• Exercise description
Report each line of the material below where the word "this" can be found.
(Available data)
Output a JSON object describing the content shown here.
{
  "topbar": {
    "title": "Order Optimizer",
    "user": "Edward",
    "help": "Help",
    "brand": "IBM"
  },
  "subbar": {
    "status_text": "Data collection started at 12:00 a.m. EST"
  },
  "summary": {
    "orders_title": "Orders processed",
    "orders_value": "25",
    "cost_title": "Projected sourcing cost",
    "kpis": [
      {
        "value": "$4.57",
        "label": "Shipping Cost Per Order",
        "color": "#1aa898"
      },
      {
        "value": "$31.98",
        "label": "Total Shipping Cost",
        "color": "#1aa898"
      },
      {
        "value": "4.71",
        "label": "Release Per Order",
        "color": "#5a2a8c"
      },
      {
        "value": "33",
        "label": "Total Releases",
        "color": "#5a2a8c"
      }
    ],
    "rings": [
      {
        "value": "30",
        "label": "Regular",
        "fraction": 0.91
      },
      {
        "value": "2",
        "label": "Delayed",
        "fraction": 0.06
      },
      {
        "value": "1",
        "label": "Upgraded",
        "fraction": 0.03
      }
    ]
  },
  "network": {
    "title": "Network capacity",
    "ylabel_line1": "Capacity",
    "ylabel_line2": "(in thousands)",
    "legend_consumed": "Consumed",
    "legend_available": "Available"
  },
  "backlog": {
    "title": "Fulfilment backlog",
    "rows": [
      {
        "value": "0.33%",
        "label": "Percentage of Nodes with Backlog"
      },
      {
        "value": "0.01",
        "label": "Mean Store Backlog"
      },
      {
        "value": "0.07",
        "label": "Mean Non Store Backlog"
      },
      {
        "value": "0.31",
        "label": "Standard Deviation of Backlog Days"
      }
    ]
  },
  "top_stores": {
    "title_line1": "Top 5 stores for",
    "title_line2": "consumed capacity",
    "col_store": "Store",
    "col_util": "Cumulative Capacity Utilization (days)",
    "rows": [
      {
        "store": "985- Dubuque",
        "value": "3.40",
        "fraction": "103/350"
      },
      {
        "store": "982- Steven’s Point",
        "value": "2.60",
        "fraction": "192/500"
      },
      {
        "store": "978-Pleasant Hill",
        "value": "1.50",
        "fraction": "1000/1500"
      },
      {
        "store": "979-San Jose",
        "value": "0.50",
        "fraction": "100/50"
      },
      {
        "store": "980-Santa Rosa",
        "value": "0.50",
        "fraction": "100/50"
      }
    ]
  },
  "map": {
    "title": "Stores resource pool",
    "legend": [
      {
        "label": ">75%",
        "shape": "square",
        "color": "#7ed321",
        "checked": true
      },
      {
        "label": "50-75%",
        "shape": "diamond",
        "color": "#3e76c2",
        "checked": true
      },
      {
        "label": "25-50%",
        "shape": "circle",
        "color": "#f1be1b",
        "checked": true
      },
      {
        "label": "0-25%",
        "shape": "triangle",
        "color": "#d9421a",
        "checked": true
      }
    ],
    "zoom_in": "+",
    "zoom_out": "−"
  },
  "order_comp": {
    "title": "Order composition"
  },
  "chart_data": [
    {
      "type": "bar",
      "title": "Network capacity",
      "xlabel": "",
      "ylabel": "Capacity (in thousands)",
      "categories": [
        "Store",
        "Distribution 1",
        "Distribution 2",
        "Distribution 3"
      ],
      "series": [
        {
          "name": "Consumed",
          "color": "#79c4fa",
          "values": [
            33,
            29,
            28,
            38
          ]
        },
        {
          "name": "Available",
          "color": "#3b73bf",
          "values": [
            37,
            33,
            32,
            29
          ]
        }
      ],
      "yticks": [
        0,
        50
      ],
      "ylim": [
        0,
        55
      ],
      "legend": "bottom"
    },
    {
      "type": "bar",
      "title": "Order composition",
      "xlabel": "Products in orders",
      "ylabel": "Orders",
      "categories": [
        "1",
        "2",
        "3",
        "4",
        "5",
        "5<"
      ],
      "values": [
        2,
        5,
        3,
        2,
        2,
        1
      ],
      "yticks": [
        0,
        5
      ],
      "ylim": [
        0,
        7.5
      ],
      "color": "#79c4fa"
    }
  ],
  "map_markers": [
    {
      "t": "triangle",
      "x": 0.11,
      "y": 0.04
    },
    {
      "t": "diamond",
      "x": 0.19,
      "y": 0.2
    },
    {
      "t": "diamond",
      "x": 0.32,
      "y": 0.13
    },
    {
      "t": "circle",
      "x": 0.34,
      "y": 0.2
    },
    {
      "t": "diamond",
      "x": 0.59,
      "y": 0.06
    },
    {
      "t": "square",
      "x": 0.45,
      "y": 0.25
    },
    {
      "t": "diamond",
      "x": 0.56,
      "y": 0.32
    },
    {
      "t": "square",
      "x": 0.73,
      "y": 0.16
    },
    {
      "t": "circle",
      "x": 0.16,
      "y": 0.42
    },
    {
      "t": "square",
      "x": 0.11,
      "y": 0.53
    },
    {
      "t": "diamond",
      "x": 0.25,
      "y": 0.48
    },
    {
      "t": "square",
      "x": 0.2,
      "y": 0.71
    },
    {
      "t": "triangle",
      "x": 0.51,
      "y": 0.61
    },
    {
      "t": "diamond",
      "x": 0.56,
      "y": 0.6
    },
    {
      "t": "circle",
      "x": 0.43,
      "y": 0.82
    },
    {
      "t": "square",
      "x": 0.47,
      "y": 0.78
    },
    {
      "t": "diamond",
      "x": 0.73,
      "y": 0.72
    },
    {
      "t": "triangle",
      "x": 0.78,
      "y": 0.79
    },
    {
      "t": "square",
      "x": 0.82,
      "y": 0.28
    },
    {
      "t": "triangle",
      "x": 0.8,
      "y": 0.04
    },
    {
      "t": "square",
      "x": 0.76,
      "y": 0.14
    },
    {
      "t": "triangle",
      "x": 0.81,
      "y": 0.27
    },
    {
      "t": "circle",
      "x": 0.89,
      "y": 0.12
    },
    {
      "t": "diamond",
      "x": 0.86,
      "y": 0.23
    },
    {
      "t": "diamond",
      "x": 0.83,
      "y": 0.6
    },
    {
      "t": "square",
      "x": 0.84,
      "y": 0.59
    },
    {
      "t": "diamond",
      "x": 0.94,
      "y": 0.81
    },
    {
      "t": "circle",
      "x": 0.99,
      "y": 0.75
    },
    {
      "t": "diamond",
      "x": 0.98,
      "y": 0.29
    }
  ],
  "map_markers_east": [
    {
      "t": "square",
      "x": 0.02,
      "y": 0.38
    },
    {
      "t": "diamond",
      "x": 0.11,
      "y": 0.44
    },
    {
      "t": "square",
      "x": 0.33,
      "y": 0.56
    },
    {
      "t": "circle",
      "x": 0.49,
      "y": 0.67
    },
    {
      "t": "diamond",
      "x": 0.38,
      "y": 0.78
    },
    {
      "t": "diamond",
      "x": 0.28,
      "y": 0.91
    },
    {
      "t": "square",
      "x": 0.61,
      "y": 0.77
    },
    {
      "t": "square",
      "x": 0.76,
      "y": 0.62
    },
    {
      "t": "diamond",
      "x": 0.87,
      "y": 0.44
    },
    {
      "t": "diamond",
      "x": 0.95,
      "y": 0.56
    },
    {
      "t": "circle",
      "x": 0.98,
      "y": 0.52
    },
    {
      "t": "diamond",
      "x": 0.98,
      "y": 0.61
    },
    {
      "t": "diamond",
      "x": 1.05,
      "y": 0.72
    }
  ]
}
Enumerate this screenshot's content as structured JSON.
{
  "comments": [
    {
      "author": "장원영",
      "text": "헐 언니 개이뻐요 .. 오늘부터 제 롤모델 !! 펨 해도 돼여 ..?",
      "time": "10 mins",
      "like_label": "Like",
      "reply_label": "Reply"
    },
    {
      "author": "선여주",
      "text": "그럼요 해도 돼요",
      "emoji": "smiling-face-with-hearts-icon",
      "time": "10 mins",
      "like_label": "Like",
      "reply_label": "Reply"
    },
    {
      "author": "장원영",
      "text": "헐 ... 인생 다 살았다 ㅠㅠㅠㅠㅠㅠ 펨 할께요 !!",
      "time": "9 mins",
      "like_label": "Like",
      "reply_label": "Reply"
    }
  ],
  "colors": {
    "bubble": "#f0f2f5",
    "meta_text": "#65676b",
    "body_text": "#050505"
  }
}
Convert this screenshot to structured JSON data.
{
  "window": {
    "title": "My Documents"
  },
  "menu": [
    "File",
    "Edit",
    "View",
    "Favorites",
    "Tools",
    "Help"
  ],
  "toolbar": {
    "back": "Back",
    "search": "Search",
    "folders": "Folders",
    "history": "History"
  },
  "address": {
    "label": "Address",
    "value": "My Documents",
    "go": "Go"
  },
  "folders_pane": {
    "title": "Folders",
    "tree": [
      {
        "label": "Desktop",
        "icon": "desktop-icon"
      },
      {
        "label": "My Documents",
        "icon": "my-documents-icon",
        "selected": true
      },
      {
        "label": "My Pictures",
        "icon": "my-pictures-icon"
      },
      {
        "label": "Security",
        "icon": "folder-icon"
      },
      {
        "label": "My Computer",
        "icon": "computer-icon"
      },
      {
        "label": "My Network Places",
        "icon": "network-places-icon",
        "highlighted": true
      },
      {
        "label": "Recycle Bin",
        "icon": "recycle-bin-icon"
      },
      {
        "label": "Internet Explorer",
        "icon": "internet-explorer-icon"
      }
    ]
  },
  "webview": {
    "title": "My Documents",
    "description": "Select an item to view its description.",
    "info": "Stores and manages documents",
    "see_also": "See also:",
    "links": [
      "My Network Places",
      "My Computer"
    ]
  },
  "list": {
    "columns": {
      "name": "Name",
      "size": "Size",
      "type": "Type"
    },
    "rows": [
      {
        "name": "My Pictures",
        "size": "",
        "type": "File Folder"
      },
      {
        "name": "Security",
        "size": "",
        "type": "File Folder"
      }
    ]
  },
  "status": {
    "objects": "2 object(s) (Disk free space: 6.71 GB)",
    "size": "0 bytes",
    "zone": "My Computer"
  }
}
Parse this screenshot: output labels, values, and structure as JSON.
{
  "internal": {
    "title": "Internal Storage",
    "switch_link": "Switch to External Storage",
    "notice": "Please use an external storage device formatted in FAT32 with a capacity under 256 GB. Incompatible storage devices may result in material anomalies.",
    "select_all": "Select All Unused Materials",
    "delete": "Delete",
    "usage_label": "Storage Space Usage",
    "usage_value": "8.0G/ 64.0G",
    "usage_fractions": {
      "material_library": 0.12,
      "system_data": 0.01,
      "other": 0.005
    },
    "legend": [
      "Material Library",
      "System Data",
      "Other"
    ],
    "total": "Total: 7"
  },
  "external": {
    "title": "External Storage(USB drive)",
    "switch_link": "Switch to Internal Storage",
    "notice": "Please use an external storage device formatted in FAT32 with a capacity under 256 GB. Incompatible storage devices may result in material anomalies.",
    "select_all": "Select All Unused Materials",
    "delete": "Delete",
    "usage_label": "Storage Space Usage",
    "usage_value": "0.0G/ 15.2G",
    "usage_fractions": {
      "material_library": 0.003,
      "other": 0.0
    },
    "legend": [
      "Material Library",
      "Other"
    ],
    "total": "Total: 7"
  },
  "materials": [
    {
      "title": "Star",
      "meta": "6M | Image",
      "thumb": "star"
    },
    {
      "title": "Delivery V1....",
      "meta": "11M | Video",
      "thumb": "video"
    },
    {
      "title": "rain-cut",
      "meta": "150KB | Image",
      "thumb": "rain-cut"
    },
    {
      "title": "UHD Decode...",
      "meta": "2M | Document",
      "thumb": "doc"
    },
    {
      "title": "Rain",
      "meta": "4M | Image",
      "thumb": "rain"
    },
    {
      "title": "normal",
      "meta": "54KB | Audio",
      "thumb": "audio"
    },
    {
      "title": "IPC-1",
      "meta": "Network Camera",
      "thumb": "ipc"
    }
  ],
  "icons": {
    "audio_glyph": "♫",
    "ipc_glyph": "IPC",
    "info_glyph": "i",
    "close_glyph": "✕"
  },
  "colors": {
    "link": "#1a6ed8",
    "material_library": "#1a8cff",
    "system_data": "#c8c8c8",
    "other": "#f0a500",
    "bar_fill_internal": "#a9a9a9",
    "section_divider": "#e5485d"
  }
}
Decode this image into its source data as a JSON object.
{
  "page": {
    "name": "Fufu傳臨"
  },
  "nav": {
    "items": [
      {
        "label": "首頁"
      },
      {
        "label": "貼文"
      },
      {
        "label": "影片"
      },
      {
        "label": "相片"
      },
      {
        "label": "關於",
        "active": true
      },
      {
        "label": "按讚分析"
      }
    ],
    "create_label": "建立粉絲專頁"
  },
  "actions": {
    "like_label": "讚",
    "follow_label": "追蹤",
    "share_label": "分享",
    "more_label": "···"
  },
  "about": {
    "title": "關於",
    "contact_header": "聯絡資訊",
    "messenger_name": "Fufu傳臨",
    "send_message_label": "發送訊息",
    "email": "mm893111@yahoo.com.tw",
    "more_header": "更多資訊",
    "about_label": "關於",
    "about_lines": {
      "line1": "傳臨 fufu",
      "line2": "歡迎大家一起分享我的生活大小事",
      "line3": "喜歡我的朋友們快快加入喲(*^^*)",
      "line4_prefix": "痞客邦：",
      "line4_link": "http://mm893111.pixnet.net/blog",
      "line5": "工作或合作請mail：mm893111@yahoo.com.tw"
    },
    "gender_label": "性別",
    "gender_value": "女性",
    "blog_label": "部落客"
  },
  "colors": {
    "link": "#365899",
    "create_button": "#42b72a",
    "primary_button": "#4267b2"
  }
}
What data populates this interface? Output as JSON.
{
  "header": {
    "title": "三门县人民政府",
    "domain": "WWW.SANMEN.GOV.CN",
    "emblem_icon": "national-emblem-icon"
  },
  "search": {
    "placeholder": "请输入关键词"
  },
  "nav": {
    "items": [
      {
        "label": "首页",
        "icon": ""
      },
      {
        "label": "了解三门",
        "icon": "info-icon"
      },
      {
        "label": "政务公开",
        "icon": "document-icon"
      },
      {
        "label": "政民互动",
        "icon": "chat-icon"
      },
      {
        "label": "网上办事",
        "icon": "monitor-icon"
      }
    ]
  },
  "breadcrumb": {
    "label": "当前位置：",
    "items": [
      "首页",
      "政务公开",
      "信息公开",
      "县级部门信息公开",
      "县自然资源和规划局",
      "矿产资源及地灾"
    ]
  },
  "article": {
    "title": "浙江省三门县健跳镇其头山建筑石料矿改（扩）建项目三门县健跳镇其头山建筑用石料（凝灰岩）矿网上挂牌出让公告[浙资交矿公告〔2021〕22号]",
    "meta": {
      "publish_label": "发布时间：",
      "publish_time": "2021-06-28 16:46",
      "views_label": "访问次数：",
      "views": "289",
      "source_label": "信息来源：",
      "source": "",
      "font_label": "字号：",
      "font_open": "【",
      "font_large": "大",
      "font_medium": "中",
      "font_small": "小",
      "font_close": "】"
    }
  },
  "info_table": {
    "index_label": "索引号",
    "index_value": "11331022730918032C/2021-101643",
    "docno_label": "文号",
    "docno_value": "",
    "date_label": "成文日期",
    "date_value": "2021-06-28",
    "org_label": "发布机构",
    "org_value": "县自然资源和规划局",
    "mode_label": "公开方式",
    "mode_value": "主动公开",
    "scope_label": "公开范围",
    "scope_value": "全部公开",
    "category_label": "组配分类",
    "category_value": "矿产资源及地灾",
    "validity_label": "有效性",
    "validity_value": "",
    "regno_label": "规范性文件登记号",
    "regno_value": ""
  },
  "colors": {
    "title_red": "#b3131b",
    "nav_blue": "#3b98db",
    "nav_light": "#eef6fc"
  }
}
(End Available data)
• Task output
Enumerate this screenshot's content as structured JSON.
Convert this screenshot to structured JSON data.
Parse this screenshot: output labels, values, and structure as JSON.
Decode this image into its source data as a JSON object.
What data populates this interface? Output as JSON.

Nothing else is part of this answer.